Economist: Calm down, the course was not about sharing generic solutions. It was more focused on the methodologies for assessing complex economic challenges and approaches for generating strategies towards its resolution.
Brilliant Citizen: That sounds interesting. It will be good to understand Nigeria’s unemployment problem more…
Economist: In problem diagnosis, one of the methods is the fishbone analysis. Here, we use a fishbone diagram as a tool to outline the various causes of the problem. You continuously ask why a problem exists until you identify the roots. Have a look at what I did for high youth unemployment.
Brilliant Citizen: (looks at the fishbone analysis for a while) This is very robust. How did you develop it? How does this work?
Economist: This can be more detailed. Typically, it should be developed by bringing in stakeholders to contribute based on their understanding of the problem. I developed this and continue to improve on it. I am happy for you to add more things to the analysis.
Brilliant Citizen: I like it and can think through more things to add later. For now, let us work with this. So, what happens next? After you have this breakdown, what do you do next? Do you begin to tackle the mini-causes one after the other? Who do you get to lead on it? How do you ensure progress is made? How do you measure results?
Economist: You have so many questions. I like how you are thinking. Indeed, the fishbone analysis is only a starting point. The idea is to get people/teams to work on different areas of the fishbone. Each team should meet regularly and agree on tangible actions within a timeline. The goal is to continuously make progress no matter how small. You measure your results based on what was agreed. It is also important to define what success will look like from the beginning. This guides the teams as they continue to make progress.
Brilliant Citizen: That is interesting…However, I see some things cannot be achieved immediately. Also, some need to be further broken down. For example, high illiteracy, that has many components.
Economist: You are very correct. Some things will take longer to solve than others. What you may want the team to do is identify the binding constraint.
Brilliant Citizen: What is binding constraint?
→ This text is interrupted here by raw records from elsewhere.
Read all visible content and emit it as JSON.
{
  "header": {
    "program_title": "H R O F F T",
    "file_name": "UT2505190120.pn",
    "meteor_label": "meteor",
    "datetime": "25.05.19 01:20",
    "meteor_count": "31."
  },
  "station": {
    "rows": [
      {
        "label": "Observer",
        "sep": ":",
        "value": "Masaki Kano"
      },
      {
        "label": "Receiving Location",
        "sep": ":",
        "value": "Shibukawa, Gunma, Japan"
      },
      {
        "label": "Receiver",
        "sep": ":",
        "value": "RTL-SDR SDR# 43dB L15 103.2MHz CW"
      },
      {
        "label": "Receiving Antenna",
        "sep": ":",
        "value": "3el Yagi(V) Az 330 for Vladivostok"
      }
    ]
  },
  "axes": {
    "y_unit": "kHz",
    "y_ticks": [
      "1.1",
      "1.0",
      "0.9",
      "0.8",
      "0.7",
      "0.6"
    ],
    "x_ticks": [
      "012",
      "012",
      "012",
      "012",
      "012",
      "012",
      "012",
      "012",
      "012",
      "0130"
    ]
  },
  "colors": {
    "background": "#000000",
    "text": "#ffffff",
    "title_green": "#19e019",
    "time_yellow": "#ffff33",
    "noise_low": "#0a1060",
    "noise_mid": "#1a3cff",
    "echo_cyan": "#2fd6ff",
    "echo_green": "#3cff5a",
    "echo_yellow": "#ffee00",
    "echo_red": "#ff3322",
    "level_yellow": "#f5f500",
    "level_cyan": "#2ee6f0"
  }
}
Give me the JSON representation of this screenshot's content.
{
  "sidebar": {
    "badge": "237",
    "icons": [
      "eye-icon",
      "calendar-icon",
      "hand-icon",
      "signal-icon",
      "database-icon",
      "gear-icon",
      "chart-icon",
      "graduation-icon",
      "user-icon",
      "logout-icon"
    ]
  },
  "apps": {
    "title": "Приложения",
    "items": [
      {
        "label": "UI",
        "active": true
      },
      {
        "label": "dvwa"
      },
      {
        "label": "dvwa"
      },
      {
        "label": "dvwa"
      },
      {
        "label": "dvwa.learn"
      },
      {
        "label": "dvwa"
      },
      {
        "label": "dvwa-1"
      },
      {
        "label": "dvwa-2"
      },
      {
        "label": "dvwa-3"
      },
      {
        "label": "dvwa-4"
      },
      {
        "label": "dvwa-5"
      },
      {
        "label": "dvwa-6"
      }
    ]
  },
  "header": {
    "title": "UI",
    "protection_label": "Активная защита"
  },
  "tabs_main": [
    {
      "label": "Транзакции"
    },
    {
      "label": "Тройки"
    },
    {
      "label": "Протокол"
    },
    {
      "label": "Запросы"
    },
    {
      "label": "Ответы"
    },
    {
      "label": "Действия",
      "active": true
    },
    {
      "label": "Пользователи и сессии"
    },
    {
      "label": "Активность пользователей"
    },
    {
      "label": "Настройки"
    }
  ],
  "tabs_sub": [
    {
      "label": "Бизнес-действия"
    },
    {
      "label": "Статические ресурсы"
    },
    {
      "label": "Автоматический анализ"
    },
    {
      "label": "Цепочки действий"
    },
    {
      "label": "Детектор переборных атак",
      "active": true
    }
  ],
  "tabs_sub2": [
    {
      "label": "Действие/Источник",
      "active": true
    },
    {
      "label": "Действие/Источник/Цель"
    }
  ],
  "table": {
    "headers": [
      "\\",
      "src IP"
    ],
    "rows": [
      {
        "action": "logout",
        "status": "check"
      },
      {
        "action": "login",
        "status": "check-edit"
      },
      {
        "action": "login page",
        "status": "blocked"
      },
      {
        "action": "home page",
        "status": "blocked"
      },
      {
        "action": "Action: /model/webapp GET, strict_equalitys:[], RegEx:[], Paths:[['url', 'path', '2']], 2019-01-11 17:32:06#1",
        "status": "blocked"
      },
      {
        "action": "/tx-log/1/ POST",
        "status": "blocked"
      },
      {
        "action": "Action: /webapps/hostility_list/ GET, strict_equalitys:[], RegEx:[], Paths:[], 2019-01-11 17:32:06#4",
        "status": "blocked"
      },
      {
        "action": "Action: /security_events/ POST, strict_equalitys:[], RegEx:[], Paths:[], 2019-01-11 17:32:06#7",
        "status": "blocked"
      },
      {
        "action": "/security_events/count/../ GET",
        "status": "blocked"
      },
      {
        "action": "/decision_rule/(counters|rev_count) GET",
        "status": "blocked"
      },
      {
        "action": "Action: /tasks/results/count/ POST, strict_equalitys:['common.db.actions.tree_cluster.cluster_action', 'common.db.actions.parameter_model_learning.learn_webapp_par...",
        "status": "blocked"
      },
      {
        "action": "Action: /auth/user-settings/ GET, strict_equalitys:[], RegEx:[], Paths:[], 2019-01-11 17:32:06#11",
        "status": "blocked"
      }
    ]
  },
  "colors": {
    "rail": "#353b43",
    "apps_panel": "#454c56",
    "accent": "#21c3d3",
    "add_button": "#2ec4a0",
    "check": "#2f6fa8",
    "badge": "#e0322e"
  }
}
I have not heard of that.
Economist: It is a factor that impacts the big problem directly and will cause positive changes immediately once it is worked on. Many times, you need to test the binding constraint. Do you want to give it a try?
Brilliant Citizen: (reviews the fishbone analysis again) Hmm, I think the insecurity. If insecurity is sorted in Nigeria, it will attract investment and improve the business environment in many places. It is a factor that impacts high unemployment as in some States, people have stopped going to work out of threats and fear.
Economist: You could be correct. So, you want to ensure there is a team working on the security matter toward reducing high youth unemployment.
Brilliant Citizen: Ok, I see the link now. It seems practical and workable. Let us keep discussing…So, for solutions won’t we learn from other countries that have faced similar problems. You know what is called best practices.
Economist: Certainly, it is essential to learn from other countries. But guess what? Sometimes the potential solutions may be in another region or state in the same country. There are so many things to share from the program, but I need to go now. Let us continue this conversation when we next see each other.
Brilliant Citizen: I have enjoyed our discussion today. I will see you soon so we can continue this chat. I am enjoying your Harvard knowledge. Bye for now and please take care of your baby. I will bring a gift for baby soon.
This is a blog series written by the alumni of the Leading Economic Growth Executive Education Program at the Harvard Kennedy School. 61 Participants successfully completed this 10-week online course in December 2021. These are their learning journey stories.
To find out more about the Leading Economic Growth program visit: https://www.hks.harvard.edu/educational-programs/executive-education/leading-economic-growth